Where the string "this" occurs in a line of the entries below, copy that line.
Exercise materials START
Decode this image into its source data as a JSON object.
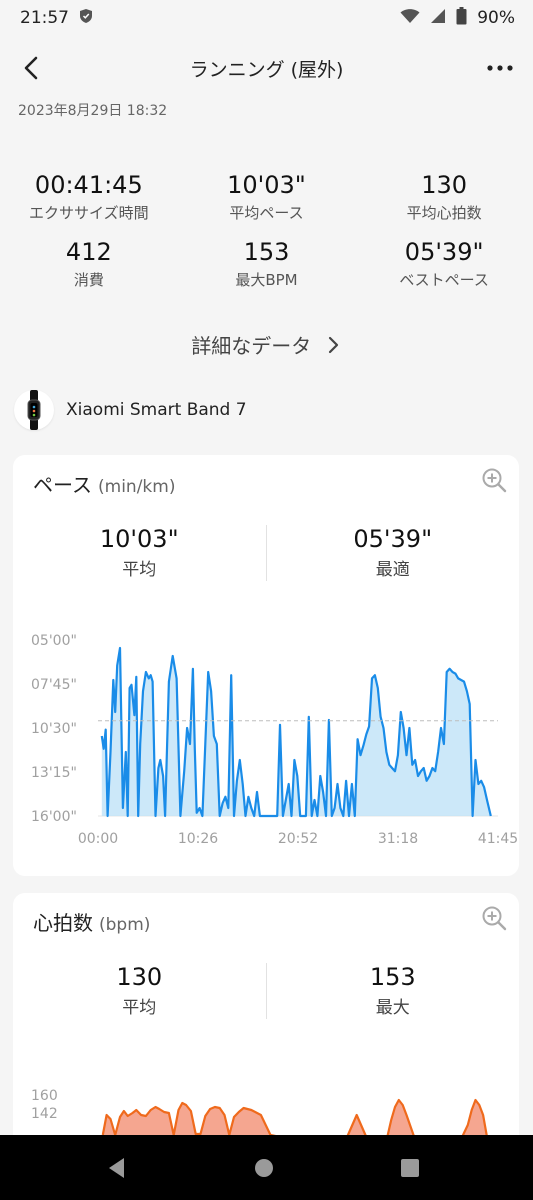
{
  "status_bar": {
    "time": "21:57",
    "battery": "90%"
  },
  "header": {
    "title": "ランニング (屋外)"
  },
  "workout": {
    "datetime": "2023年8月29日 18:32"
  },
  "summary": [
    {
      "value": "00:41:45",
      "label": "エクササイズ時間"
    },
    {
      "value": "10'03\"",
      "label": "平均ペース"
    },
    {
      "value": "130",
      "label": "平均心拍数"
    },
    {
      "value": "412",
      "label": "消費"
    },
    {
      "value": "153",
      "label": "最大BPM"
    },
    {
      "value": "05'39\"",
      "label": "ベストペース"
    }
  ],
  "detail_link": "詳細なデータ",
  "device": {
    "name": "Xiaomi Smart Band 7"
  },
  "pace_card": {
    "title": "ペース",
    "unit": "(min/km)",
    "avg_value": "10'03\"",
    "avg_label": "平均",
    "best_value": "05'39\"",
    "best_label": "最適"
  },
  "hr_card": {
    "title": "心拍数",
    "unit": "(bpm)",
    "avg_value": "130",
    "avg_label": "平均",
    "max_value": "153",
    "max_label": "最大"
  },
  "chart_data": [
    {
      "type": "area",
      "y_tick_labels": [
        "05'00\"",
        "07'45\"",
        "10'30\"",
        "13'15\"",
        "16'00\""
      ],
      "x_tick_labels": [
        "00:00",
        "10:26",
        "20:52",
        "31:18",
        "41:45"
      ],
      "xlim": [
        0,
        41.75
      ],
      "ylim": [
        5,
        16
      ],
      "y_inverted": true,
      "average_line": 10.05,
      "color": "#1a8ce8",
      "fill": "#bfe2f7",
      "x": [
        0.4,
        0.6,
        0.8,
        1.0,
        1.3,
        1.6,
        1.8,
        2.0,
        2.3,
        2.6,
        2.9,
        3.1,
        3.3,
        3.5,
        3.8,
        4.0,
        4.2,
        4.4,
        4.7,
        5.0,
        5.3,
        5.5,
        5.7,
        6.0,
        6.3,
        6.5,
        6.8,
        7.0,
        7.4,
        7.8,
        8.2,
        8.6,
        9.0,
        9.3,
        9.6,
        9.9,
        10.1,
        10.3,
        10.6,
        10.9,
        11.2,
        11.5,
        11.8,
        12.1,
        12.4,
        12.7,
        13.0,
        13.3,
        13.6,
        13.9,
        14.2,
        14.5,
        14.8,
        15.1,
        15.4,
        15.7,
        16.0,
        16.3,
        16.6,
        16.9,
        17.2,
        17.5,
        17.8,
        18.1,
        18.4,
        18.7,
        19.0,
        19.3,
        19.6,
        19.9,
        20.2,
        20.5,
        20.8,
        21.1,
        21.4,
        21.7,
        22.0,
        22.3,
        22.6,
        22.9,
        23.2,
        23.5,
        23.8,
        24.1,
        24.4,
        24.7,
        25.0,
        25.3,
        25.6,
        25.9,
        26.2,
        26.5,
        26.8,
        27.1,
        27.4,
        27.7,
        28.0,
        28.3,
        28.6,
        28.9,
        29.2,
        29.5,
        29.8,
        30.1,
        30.4,
        30.7,
        31.0,
        31.3,
        31.6,
        31.9,
        32.2,
        32.5,
        32.8,
        33.1,
        33.4,
        33.7,
        34.0,
        34.3,
        34.6,
        34.9,
        35.2,
        35.5,
        35.8,
        36.1,
        36.4,
        36.7,
        37.0,
        37.3,
        37.6,
        37.9,
        38.2,
        38.5,
        38.8,
        39.1,
        39.4,
        39.7,
        40.0,
        40.3,
        40.6,
        41.0,
        41.4
      ],
      "values": [
        11.0,
        11.8,
        10.6,
        16.0,
        12.0,
        7.5,
        9.5,
        6.6,
        5.5,
        15.5,
        12.0,
        16.0,
        8.0,
        7.8,
        9.7,
        7.3,
        16.0,
        11.5,
        8.2,
        7.0,
        7.4,
        7.2,
        7.6,
        16.0,
        13.0,
        12.5,
        13.5,
        16.0,
        7.6,
        6.0,
        7.4,
        16.0,
        13.2,
        10.5,
        11.5,
        6.8,
        11.8,
        15.8,
        15.5,
        16.0,
        11.5,
        7.0,
        8.2,
        11.0,
        11.5,
        16.0,
        15.2,
        14.8,
        15.5,
        7.2,
        16.0,
        13.8,
        12.5,
        14.0,
        16.0,
        14.8,
        15.5,
        16.0,
        14.5,
        16.0,
        16.0,
        16.0,
        16.0,
        16.0,
        16.0,
        16.0,
        10.3,
        16.0,
        15.0,
        14.0,
        16.0,
        12.5,
        13.5,
        16.0,
        16.0,
        16.0,
        9.8,
        16.0,
        15.0,
        16.0,
        13.5,
        14.5,
        16.0,
        10.0,
        16.0,
        15.5,
        14.0,
        15.5,
        16.0,
        13.8,
        16.0,
        14.0,
        16.0,
        11.2,
        12.2,
        11.6,
        10.9,
        10.4,
        7.4,
        7.2,
        8.0,
        9.8,
        10.5,
        12.0,
        12.8,
        13.0,
        13.2,
        12.2,
        9.5,
        10.5,
        12.2,
        10.5,
        12.8,
        12.5,
        13.5,
        13.2,
        13.0,
        13.8,
        13.5,
        13.0,
        13.2,
        12.0,
        10.5,
        11.5,
        7.0,
        6.8,
        7.0,
        7.1,
        7.4,
        7.5,
        7.6,
        8.2,
        9.0,
        16.0,
        12.5,
        14.0,
        13.8,
        14.2,
        15.0,
        16.0
      ]
    },
    {
      "type": "area",
      "y_tick_labels": [
        "160",
        "142"
      ],
      "ylim": [
        120,
        165
      ],
      "color": "#ef6a1c",
      "fill": "#f5a690",
      "x": [
        0.5,
        0.9,
        1.3,
        1.8,
        2.3,
        2.7,
        3.1,
        3.6,
        4.0,
        4.5,
        5.0,
        5.5,
        6.0,
        6.4,
        6.9,
        7.4,
        7.9,
        8.4,
        8.8,
        9.2,
        9.7,
        10.2,
        10.7,
        11.2,
        11.7,
        12.2,
        12.7,
        13.2,
        13.7,
        14.2,
        14.7,
        15.2,
        16.0,
        17.0,
        18.0,
        19.0,
        20.0,
        21.0,
        22.0,
        23.0,
        24.0,
        25.0,
        26.0,
        27.0,
        28.0,
        28.6,
        29.0,
        29.4,
        29.8,
        30.2,
        30.6,
        31.0,
        31.4,
        31.8,
        32.2,
        33.0,
        34.0,
        35.0,
        36.0,
        37.0,
        38.0,
        38.6,
        39.0,
        39.4,
        39.8,
        40.2,
        40.6,
        41.0,
        41.4
      ],
      "values": [
        120,
        140,
        136,
        120,
        138,
        144,
        139,
        142,
        145,
        140,
        139,
        145,
        148,
        146,
        143,
        142,
        120,
        145,
        152,
        150,
        144,
        121,
        121,
        139,
        146,
        148,
        147,
        140,
        120,
        138,
        143,
        147,
        145,
        140,
        120,
        118,
        118,
        118,
        118,
        118,
        118,
        118,
        118,
        140,
        118,
        118,
        118,
        118,
        118,
        118,
        135,
        148,
        155,
        150,
        140,
        118,
        118,
        118,
        118,
        118,
        118,
        130,
        145,
        155,
        150,
        140,
        118,
        118,
        118
      ]
    }
  ]
}
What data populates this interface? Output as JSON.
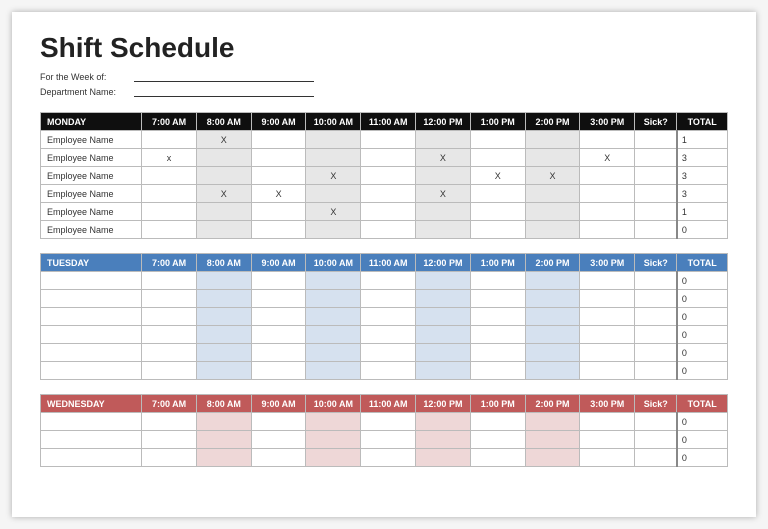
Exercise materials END
(Output of the exercise):
Decode this image into its source data as a JSON object.
What data populates this interface? Output as JSON.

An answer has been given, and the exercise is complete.